A 20 per cent divestment in MGM China could provide crucial funds for MGM Resorts International to become “the biggest winner of the Japanese gaming opportunity,” says Snow Lake Capital.
The investment management firm, which owns a 7.5 per cent stake in MGM, is urging a sale of the aforementioned percentage as it says that it would be in the “best interest to introduce a leading Chinese consumer internet or travel and leisure company” as a strategic shareholder.

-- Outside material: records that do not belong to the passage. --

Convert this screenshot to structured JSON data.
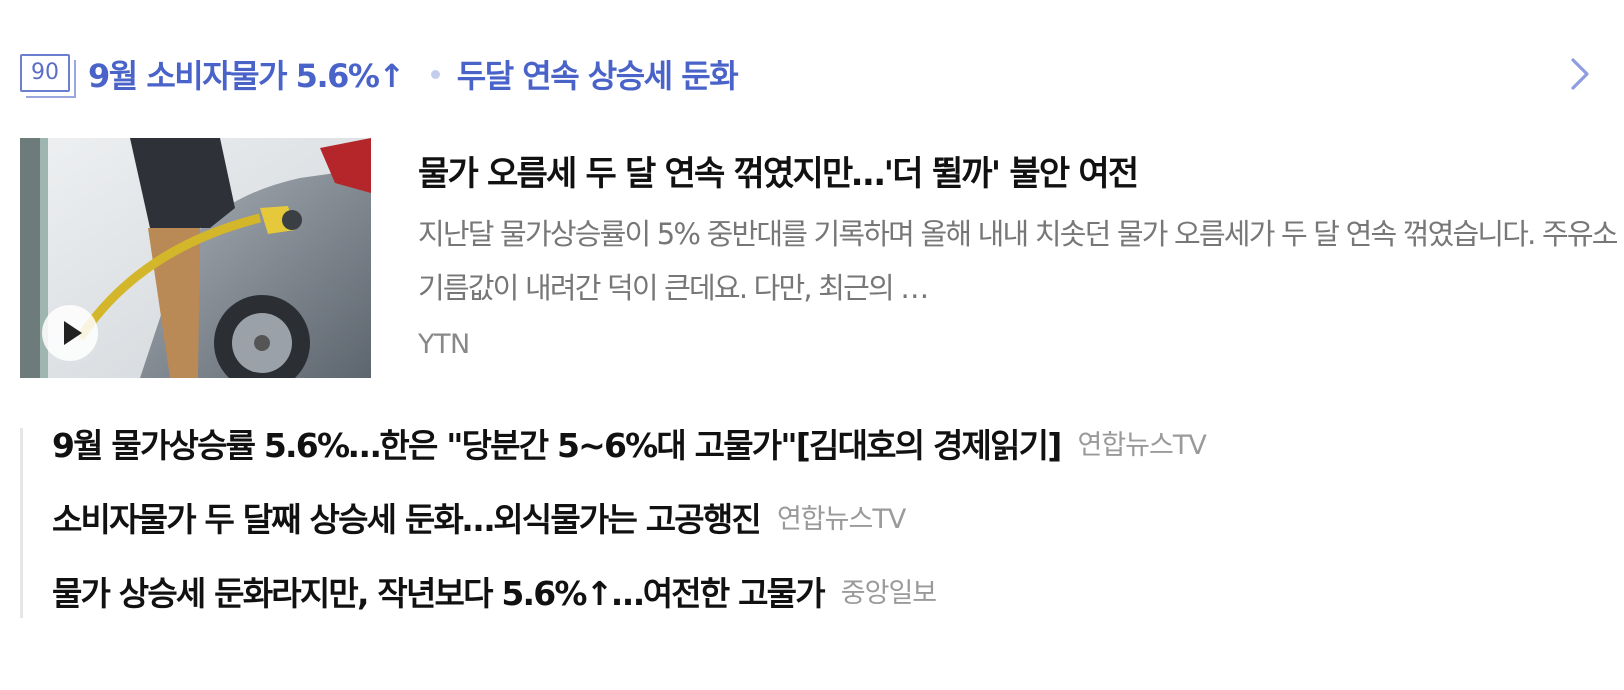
{
  "issue": {
    "badge_number": "90",
    "title": "9월 소비자물가 5.6%↑",
    "subtitle": "두달 연속 상승세 둔화",
    "accent_color": "#4a63c9",
    "more_icon": "chevron-right-icon"
  },
  "main_article": {
    "title": "물가 오름세 두 달 연속 꺾였지만…'더 뛸까' 불안 여전",
    "description": "지난달 물가상승률이 5% 중반대를 기록하며 올해 내내 치솟던 물가 오름세가 두 달 연속 꺾였습니다. 주유소 기름값이 내려간 덕이 큰데요. 다만, 최근의 …",
    "source": "YTN",
    "thumbnail_icon": "play-icon"
  },
  "related_articles": [
    {
      "title": "9월 물가상승률 5.6%…한은 \"당분간 5~6%대 고물가\"[김대호의 경제읽기]",
      "source": "연합뉴스TV"
    },
    {
      "title": "소비자물가 두 달째 상승세 둔화…외식물가는 고공행진",
      "source": "연합뉴스TV"
    },
    {
      "title": "물가 상승세 둔화라지만, 작년보다 5.6%↑…여전한 고물가",
      "source": "중앙일보"
    }
  ]
}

The long-term market potential for the gaming industry in Japan is likely very significant, says Snow Lake, adding that, from the examples of the Venetian in Macau and Marina Bay Sands in Singapore, “the first integrated resort to open in a large, untapped market enjoys significant first-mover advantages in terms of occupying consumer mind share and establishing brand power”.
MGM has long since been an admirer of gaming developments within the country; forming a consortium with Orix Corporation in March 2019 to bid for the Osaka project. Subsequently becoming the only accepted bidder in February 2020.
Estimations suggest that the IR’s total projected cost will be around US$12bn, which will be equally financed by equity and debt. Orix and MGM will each take 40 per cent equity stake, while a consortium of local companies will take up the remaining 20 per cent.
Furthermore, it is also said that three large Japanese banks have also agreed to the project financing, with MGM’s 40 per cent per cent participation noted as a key precondition.
The project’s total gross floor area will be 1.3 million square meters, with four hotel towers totaling 3600 rooms, and a three per cent area for gaming. With a 5-year construction period, its opening date should be around 2027 to 2028.
According to the projections listed above, the company would need to invest $2.4bn, with Snow Lake suggesting that a 20 per cent MGM China would generate $1.3bn at its current stock price.
Snow Lake asserts that “the Japanese government has always favoured the top US operators,” placing MGM in prime position following the withdrawals of Las Vegas Sands and Wynn Resorts.
The investment firm also suggests that MGM’s commitment to the project is the crucial facet which could determine the development’s overall success, as well as saying that the group’s inclusion could possibly be key “to the success of the development of the whole Japanese gaming industry”.
In a lengthy communication urging MGM to consider the sale of stake in its majority owned subsidiary, Snow Lake concluded: “MGM Resorts’ negotiation power will likely also be significantly enhanced, if it were to stay committed to Japan despite the negative impact on its domestic operations due to the virus.
“It will likely gain a tremendous amount of goodwill both from central/local governments, as well as its Japanese partners. It’s possible that it can even gain an upper hand in the overall industry policy formulation.”